A few weeks ago our company decided to buy some tools for our department. I’m obviously not talking about hammers or screwdrivers here, but computer work tools. Even though I am sometimes tempted to use a real hammer on my computer, especially when it takes a long time to compile 200 lines of code! Anyways, without getting too sidetracked, most of my co-workers decided to go for ReSharper which I personally think is a great option.
Timing the performance of a particular piece of code is a task that I find myself doing frequently and I suspect most developers do as well. Perhaps it's the load time for a web page, the execution of a stored procedure, calling a web service, or any number of other timings. In .NET I've often used the DateTime class to calculate the elapsed time with code similar to this.

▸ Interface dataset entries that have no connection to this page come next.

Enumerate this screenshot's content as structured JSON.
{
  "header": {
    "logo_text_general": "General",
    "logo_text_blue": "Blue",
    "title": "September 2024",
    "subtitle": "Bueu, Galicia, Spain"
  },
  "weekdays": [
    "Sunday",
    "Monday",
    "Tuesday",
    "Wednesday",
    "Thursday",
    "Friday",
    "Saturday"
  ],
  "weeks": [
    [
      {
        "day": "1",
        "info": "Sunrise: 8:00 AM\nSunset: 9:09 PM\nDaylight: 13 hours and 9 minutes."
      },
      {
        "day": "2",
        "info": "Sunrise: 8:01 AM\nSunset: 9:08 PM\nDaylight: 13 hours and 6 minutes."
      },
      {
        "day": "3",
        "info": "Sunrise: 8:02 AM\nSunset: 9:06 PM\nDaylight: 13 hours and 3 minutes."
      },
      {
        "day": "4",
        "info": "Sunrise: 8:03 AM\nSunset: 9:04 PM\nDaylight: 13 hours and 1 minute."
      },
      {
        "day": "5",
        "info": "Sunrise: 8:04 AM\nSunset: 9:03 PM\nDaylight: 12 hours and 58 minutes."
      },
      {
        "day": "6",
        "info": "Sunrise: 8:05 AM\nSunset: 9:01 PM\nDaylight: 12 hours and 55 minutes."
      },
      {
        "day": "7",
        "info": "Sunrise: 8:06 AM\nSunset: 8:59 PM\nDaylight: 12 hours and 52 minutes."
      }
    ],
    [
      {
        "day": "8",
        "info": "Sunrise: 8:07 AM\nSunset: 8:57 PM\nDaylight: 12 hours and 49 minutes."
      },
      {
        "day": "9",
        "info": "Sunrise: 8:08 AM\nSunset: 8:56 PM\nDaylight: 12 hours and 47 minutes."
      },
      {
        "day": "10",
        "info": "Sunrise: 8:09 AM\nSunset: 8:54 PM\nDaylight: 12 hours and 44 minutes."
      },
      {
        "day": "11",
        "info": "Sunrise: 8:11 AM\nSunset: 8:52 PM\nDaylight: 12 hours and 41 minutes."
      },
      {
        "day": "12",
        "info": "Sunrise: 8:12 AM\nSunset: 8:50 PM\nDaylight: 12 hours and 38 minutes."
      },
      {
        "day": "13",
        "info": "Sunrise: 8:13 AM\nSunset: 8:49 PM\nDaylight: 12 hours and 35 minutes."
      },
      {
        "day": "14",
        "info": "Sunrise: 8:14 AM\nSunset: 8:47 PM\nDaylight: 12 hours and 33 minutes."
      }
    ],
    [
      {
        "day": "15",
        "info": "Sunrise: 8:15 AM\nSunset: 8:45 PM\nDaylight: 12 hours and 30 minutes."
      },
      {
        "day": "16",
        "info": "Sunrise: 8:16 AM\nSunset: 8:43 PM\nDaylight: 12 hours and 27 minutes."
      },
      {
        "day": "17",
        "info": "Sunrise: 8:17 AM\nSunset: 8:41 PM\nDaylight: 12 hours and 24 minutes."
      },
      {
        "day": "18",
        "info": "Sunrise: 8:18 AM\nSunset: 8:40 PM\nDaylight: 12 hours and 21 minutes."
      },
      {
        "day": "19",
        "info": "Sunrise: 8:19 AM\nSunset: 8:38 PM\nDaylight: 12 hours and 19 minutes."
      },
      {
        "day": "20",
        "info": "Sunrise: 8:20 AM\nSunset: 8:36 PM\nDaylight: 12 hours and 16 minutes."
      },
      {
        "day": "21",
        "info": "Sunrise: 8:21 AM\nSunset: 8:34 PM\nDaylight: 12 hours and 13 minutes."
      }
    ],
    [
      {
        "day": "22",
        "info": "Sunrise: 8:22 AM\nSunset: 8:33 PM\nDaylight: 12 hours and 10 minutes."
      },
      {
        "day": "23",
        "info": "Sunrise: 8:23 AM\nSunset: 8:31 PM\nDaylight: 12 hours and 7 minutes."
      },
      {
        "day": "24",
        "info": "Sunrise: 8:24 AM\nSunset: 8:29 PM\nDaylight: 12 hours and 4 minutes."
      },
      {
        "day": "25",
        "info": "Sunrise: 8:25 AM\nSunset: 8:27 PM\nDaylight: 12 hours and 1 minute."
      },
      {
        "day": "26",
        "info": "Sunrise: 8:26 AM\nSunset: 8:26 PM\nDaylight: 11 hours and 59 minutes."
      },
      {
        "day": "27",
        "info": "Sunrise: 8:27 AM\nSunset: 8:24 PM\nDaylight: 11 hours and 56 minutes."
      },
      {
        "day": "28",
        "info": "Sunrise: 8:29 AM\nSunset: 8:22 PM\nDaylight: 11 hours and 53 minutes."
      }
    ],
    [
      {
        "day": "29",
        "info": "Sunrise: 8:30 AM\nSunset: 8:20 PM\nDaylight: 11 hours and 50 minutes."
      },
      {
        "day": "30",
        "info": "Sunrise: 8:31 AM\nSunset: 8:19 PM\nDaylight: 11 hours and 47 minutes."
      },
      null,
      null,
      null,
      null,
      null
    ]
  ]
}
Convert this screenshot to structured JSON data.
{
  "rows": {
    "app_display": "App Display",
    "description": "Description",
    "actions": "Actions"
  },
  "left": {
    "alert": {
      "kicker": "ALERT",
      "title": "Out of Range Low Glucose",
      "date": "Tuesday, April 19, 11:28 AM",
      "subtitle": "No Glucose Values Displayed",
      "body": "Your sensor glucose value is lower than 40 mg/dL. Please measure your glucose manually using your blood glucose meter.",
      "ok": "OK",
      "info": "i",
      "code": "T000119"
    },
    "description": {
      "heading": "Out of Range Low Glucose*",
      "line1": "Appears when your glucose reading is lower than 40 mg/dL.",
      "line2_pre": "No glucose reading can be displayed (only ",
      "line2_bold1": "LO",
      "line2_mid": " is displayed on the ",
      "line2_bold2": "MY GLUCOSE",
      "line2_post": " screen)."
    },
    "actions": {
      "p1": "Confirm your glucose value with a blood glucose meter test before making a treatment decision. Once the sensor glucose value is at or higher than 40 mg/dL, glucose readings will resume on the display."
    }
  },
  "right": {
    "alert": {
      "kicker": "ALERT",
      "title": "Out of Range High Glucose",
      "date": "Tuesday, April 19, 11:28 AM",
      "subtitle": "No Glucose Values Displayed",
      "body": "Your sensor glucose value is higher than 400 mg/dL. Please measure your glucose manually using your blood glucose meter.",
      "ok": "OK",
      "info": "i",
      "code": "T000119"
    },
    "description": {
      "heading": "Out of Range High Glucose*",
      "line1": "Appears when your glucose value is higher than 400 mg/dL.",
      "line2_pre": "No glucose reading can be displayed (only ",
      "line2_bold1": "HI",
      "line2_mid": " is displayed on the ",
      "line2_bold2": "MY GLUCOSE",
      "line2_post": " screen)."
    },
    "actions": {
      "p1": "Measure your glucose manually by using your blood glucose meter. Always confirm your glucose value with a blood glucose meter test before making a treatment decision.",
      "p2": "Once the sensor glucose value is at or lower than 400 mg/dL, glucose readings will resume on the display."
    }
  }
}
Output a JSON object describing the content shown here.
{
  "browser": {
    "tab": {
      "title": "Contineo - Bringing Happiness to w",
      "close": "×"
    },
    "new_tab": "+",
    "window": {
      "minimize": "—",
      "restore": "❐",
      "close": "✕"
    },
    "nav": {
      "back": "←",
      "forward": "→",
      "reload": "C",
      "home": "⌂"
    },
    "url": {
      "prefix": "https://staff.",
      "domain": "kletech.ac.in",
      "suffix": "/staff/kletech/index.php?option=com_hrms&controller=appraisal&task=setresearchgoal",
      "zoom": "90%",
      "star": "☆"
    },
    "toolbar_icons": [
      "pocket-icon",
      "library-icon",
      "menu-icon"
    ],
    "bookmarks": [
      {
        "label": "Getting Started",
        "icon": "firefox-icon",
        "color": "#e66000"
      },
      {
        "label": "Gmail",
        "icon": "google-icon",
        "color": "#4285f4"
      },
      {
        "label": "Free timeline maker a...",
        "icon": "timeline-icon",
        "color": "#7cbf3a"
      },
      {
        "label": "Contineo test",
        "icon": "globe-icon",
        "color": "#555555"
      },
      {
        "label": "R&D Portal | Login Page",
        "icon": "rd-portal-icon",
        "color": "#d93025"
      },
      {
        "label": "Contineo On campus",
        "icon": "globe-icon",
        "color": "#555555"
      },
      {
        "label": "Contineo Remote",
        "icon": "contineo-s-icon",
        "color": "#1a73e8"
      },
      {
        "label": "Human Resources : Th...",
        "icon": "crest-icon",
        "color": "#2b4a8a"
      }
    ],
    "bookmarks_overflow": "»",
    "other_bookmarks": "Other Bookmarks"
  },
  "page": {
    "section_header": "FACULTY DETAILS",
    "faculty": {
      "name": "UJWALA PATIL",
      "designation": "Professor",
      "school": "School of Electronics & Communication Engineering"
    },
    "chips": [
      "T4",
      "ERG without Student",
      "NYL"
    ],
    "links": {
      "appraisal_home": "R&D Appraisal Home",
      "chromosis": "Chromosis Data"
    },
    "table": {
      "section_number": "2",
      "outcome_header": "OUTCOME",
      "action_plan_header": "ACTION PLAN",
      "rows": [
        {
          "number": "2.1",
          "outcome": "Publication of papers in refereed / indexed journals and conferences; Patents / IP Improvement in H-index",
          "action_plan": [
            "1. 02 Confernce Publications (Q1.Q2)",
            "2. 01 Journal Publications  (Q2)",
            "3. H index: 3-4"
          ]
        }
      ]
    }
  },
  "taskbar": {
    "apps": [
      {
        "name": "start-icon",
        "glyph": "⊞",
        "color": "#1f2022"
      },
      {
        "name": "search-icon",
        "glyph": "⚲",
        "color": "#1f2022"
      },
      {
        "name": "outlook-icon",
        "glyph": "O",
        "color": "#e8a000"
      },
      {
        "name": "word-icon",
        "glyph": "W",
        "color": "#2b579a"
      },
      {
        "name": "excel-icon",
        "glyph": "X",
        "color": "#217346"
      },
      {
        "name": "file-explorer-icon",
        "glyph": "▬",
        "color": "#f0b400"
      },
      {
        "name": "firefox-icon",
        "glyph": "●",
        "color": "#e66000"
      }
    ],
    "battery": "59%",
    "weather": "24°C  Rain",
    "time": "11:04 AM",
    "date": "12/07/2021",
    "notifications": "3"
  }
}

A client of ours recently ran into an issue with browser permissions while remotely testing a product in our development environment. There are four places the user can click a link to stream a .pdf to their browser, but the download was being blocked in two of them. While this would normally be solved by adjusting settings in IE, this was not something the tester was permitted to do, nor could he choose to download the file from the IE Information Bar, as the bar was not being shown.